By Debby Woodin
JOPLIN, Mo. —
A decision by the Joplin City Council authorizing a resolution of intent to move forward with the first of $806 million in tornado redevelopment projects and an agreement to provide a new $25 million building for the Joplin Public Library drew applause from supporters on Monday night and celebratory remarks by proponents.
Leslie Jones, the city’s finance director, told the council that the city staff recommended approval of the resolution of intent, a measure needed to ensure further consideration of a $20 million grant from the Economic Development Administration toward the cost of the library. The city would provide $5 million in financing and property as the matching money for the deal. It is tied to the construction of a $13 million movie theater on the second floor of the building, making the project cost a total of $38 million.
Bonds issued in connection with the newly created tax increment financing district would pay for the construction beyond that provided by the federal grant. The city would lease the theater space, and the TIF bonds would be paid off by lease payments. The entire project would be owned by the city, but the city’s credit would not be used, the City Council was told.

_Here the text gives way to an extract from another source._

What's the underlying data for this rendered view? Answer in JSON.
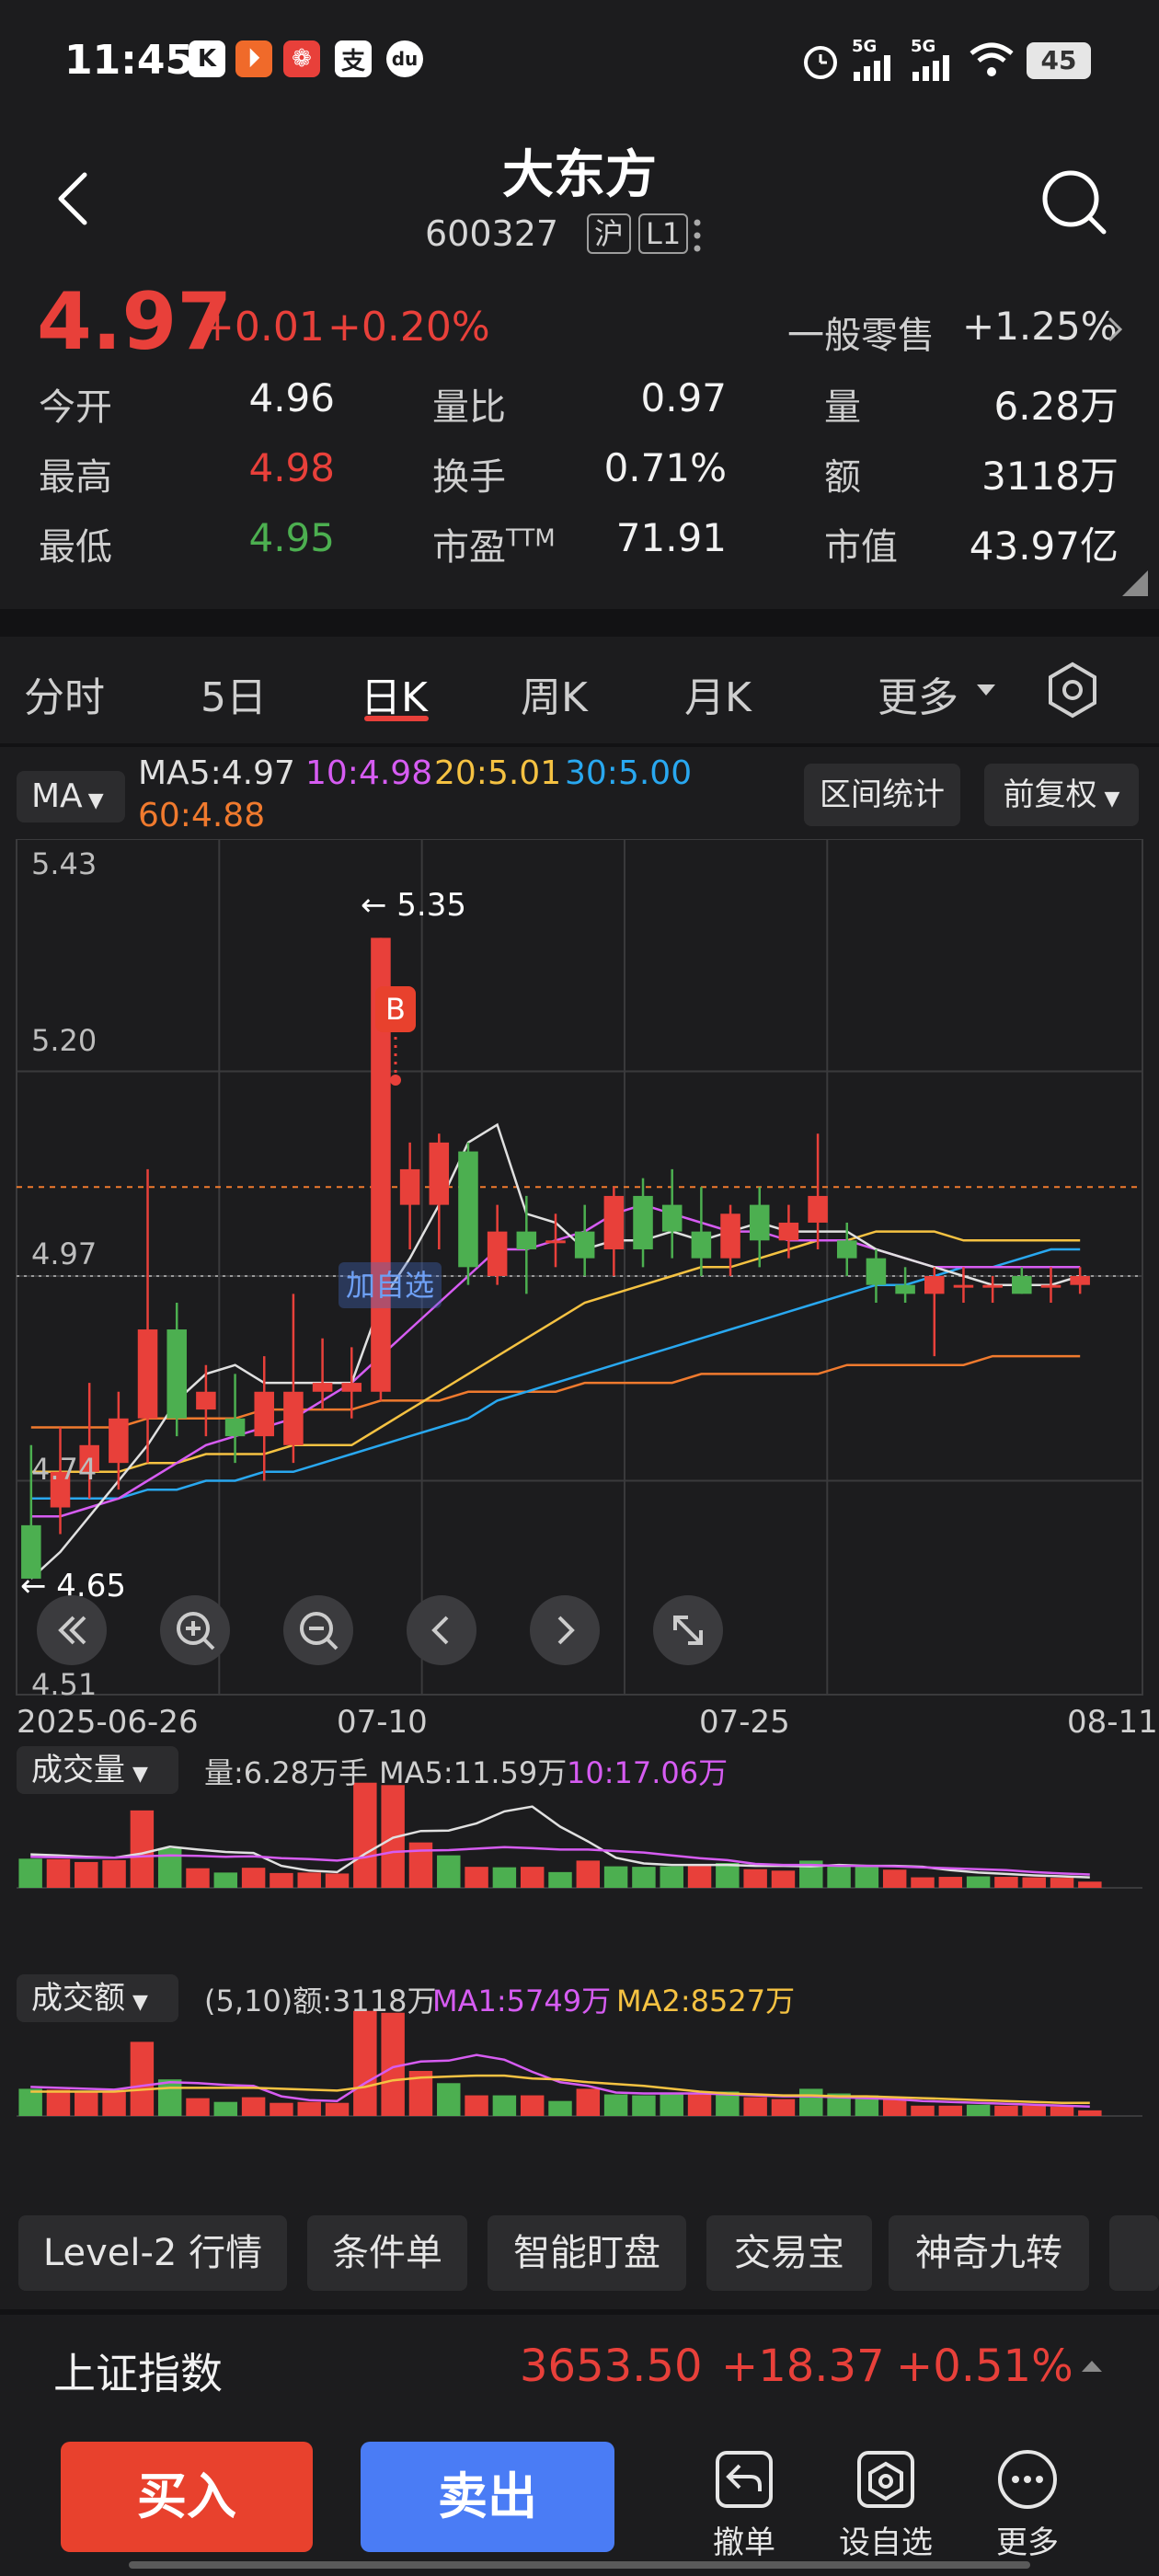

Councilman Bill Scearce said the library originally was projected to cost $20 million, and he asked why the cost had increased to $25 million.
David Wallace, CEO of Wallace Bajjali Development Partners, the city’s contracted master developer, said the original proposal was based on a smaller library size. He said that after consultations with the library director and board, the size was enlarged. He said the EDA also wanted some additional streetscape work included that added to the cost.
Councilman Mike Seibert asked if Joplin could support two movie theaters, the proposed new one and the existing Hollywood Theaters Northstar 14 near Northpark Mall.
Wallace said that looking strictly at demographics, Joplin itself could support the sale of 200,000 tickets a year, but the sales at the existing theater are 600,000 a year, attributed to the city’s attraction as a regional entertainment hub. Additionally, a theater could be used for corporate and community events, such as broadcasting a big football game when local teams travel.
City Attorney Brian Head said that if the council authorized the resolutions, there could not be any changes as there were when the council voted to remove the 15th Street viaduct project from a $12 million federal highway grant.
“If we get this EDA grant, you will issue the TIF debt,” Head said. “There’s no second-guessing. This is a very important vote on this issue. You’re giving assurance to a federal entity that you will go ahead” with the project.
Mayor Melodee Colbert-Kean asked if the city has sufficient insurance to do the property transactions that will be required. The land will have to be purchased by the Joplin Redevelopment Corp., which last week hit a snag when it learned it was not covered by the city’s public risk and liability insurance. Head said he thought he would have that resolved in a few days. Additionally, the agreement requires the library to transfer ownership of the land at its existing site at Fourth and Main streets to the city when it moves to the new building.
The council passed both resolutions with eight votes in favor and one councilman, Jack Golden, absent.
Members of the audience who worked with the Citizens Advisory Recovery Team gave a round of applause to the council votes.
“This is really a big step in implementing the economic development sector part of the plan,” said Jane Cage, the team chairwoman who led the formation of a plan for recovery from the 2011 tornado based on community input. “The plan called for a multi-use anchor project on 20th Street, so this fits that bill perfectly.”
Wallace said his firm has been working the EDA weekly to develop a plan that would result in the grant approval. He said the resolutions “are extremely important as they complete the application” for the grant. “We’re hopeful the EDA will make a decision within the next 30 days.”
FOUR RESIDENTS and a building contractor addressed the City Council on Monday night about property speculators failing to repair or make safe some lots in the Sunset Ridge addition that were damaged in the tornado.
CITY MANAGER MARK ROHR told the residents that in response to their concerns, he has asked the chairman of the city’s Building Board of Appeals to step up enforcement of city requirements on investor-owned property regarding fencing off basements and swimming pools, and condemning property for demolition if repairs are not made.